Ibekwe is writing her honors thesis about health policies that affect nursing mothers in the Mississippi Delta region. She chose her major, her research topic and her internships to prepare her to return to Nigeria, where she would like to be the minister of health one day.

“Chinelo has been deliberate in designing an interdisciplinary academic and co-curricular experience, from chemical engineering to manufacturing, visits with health care professionals during winter breaks, internships in finance, food production and medical device development, and, most recently, a summer institute focusing on public policy,” said Toni Avant, director of UM’s Career Center and Ibekwe’s adviser. “I have never seen a student more dedicated to reaching her career goal.”

The West Africa Rhodes Scholarship was introduced in 2017 to identify and support innovative young leaders in West Africa. Students selected for the West Africa Rhodes will receive scholarships for tuition and living expenses to study at the University of Oxford in fall 2018. The Rhodes Trust, established in 1903, selects creative young leaders with a commitment to serving others.

Since 1903, it has “convened a community of extraordinary people who share a history of enriching their communities, pioneering in their chosen fields, and applying the knowledge and experience acquired as scholars for the betterment of society,” according to Charles Conn, chief executive officer of the Rhodes Trust. The Rhodes Scholarship selection committees seek students of outstanding intellect, character, leadership and commitment to service.

 

Still Time for Tailgating around Brevard Hall

Sponsorships available for next season's home football games

Students, alumni, faculty and friends of the University of Mississippi School of Engineering enjoy tailgating in the Circle in front of Brevard Hall. Submitted photo by Ryan Upshaw.

As if life is not grand enough in the world of Ole Miss Engineering, during the fall semester, there is an added element of football, free food, outstanding student organizations, wonderful alumni, faculty and staff, friends and prospective students all converging on a premier real estate spot on the Circle.

Multiple red and blue tents provide cover for the Brevard Hall School of Engineering tailgate! The event is complete with big-screen game coverage and plenty of live color commentary. It’s always a fun and memorable game-day Saturday when spending it with your engineering friends at the tent or just stopping by on your way to the game.

Master chef/engineering professor Greg Easson continues the tradition of serving a few hundred of our closest friends who come to the tent for some of the finest game-day food available on campus.

“It was very cool to come to the engineering tent for the South Alabama game,” said David Prather, a high school senior from Oxford. “The food was great, and I got to talk to several engineering students and even the dean.”

Ryan Upshaw, assistant dean for student services, organizes student participation to cover football season.

“We can’t thank Dr. Easson enough for all the work he does to make sure each game is a win for engineering,” Upshaw said. “We’re probably enjoying a winning record of about 70-0 at this point!”

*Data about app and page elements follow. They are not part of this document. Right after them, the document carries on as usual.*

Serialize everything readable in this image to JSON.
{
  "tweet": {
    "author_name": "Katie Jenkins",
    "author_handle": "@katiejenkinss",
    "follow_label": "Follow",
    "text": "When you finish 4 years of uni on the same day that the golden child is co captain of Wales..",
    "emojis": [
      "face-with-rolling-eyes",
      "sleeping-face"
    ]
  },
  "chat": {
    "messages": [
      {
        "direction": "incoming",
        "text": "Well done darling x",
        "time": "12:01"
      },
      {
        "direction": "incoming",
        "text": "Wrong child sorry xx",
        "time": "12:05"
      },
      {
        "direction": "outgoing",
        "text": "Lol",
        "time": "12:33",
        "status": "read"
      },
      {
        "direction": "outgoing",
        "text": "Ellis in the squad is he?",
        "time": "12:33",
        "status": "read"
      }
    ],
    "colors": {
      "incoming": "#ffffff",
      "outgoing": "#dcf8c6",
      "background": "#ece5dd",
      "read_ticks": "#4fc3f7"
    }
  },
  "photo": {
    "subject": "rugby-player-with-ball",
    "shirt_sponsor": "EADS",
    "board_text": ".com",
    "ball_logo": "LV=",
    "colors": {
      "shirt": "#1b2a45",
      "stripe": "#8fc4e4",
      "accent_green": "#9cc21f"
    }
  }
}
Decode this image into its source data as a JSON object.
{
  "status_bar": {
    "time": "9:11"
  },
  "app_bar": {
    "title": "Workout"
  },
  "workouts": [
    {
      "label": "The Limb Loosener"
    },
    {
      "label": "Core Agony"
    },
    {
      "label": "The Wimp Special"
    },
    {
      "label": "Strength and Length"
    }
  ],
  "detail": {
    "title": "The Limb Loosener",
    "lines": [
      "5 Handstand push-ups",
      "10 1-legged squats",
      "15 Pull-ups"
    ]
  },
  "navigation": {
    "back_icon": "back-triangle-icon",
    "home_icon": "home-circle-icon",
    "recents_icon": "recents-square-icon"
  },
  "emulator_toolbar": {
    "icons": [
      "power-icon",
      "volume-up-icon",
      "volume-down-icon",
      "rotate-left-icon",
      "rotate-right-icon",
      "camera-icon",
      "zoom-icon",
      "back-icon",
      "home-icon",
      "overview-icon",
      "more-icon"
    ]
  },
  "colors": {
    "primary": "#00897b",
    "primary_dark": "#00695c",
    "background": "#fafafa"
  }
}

Two generous sponsors for the School of Engineering tailgate tent claimed their dates for the 2017 season. The Asset Co. of Canton is sponsoring the Nov. 11 game along with its tailgate host, the Institute of Electrical and Electronics Engineers, or IEEE, chapter. And BorgWarner of Water Valley sponsored the Oct. 21 game along with its host, the American Institute of Chemical Engineers, or AIChE, chapter. 

If you would like to be a $1,000 sponsor next year, please email marni@olemiss.edu. We would be happy to hang a banner with your name on it.

Alumni and friends, join us anytime. Thank you to all of our student organizations for helping make football season special in the School of Engineering, including AIChE, IEEE, the Engineering Student Body, Engineers Without Borders, Society of Women Engineers, Tau Beta Pi and American Society of Civil Engineers.

Hotty Toddy from Brevard Hall!